WA Premier Mark McGowan has been heckled by Country Women's Association members for refusing to back down on education cuts - but they still gave him a basket of scones.
Hundreds of people marched to parliament on Tuesday and held up signs against the closure of some rural education services, in what was the first rally in the CWA's 94-year history.
CWA state president Heather Allen said the government should reverse all the cuts to education and leave the state's agricultural colleges alone.
Ms Allen said the cuts came at a time when people were starting to understand the importance of agriculture, food production and "the whole paddock to plate delivery".
"Agriculture is crucial to WA's economy," she told the crowd.
She offered the accounting skills of CWA members, who have run the finances of WA farms for generations, to the premier to help fix the state's budget.
Mr McGowan said it was a "wonderful idea" but did not back away from the controversial measures, including closing a residential college.
He blamed the previous Barnett government for leaving WA in a financial mess.
"It's not something we wanted to do but it is a very difficult financial environment that was forced upon the state by our predecessors," Mr McGowan said.
It prompted yells of "shame" from the crowd.
"As the product of state and regional education myself I understand how difficult it can be going through school isolated from the city and how sometimes the opportunities of further education, whether it's TAFE or university, can be further away for regional students," Mr McGowan said.
Opposition Leader Mike Nahan said the premier failed to address the CWA's concerns.

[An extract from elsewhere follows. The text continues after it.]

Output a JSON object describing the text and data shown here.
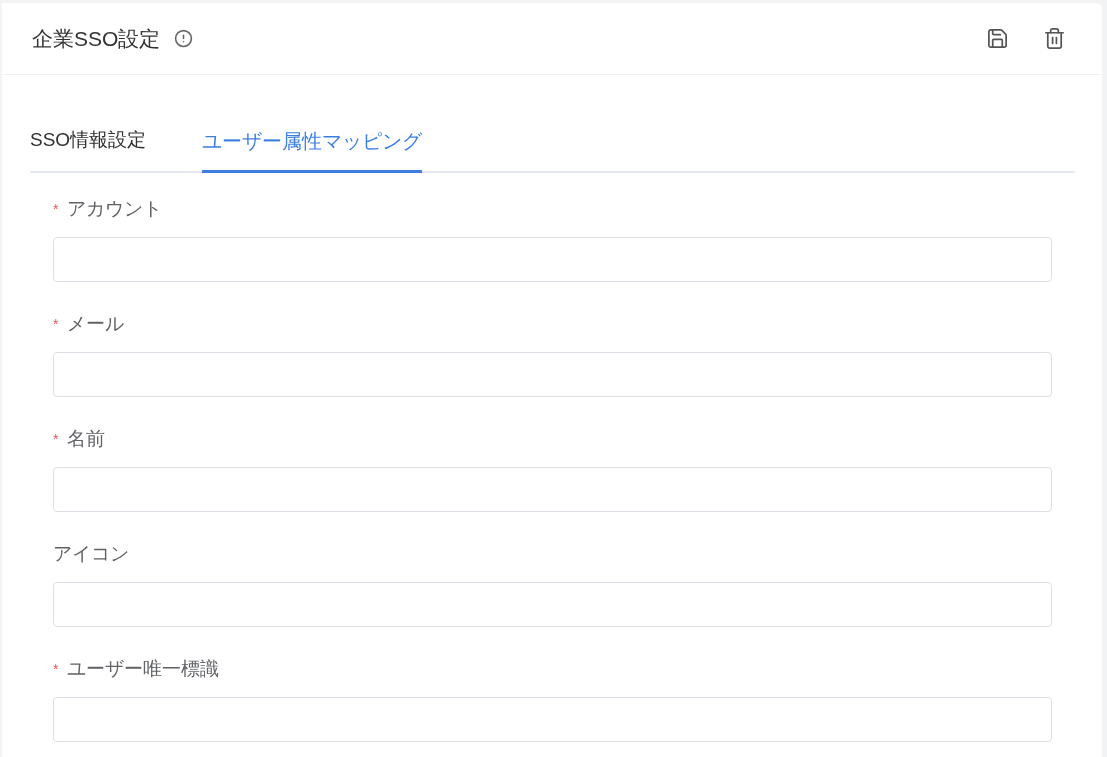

Education Minister Sue Ellery had her voice drowned out by the crowd as she reiterated her government's commitment to rural education.
Mr McGowan was again forced to defend the minister in parliament later on Tuesday when the opposition repeated its calls for her to be dumped over the controversy.
Nationals WA leader Mia Davies said the Labor government was split over the issue.
Rural MP Peter Watson admitted on ABC radio he and several regional colleagues had tried, and failed, to persuade Ms Ellery to reverse her stance.
"If Minister Ellery no longer enjoys the support or confidence of a section of the caucus and Cabinet she must do the right thing and resign," Ms Davies said.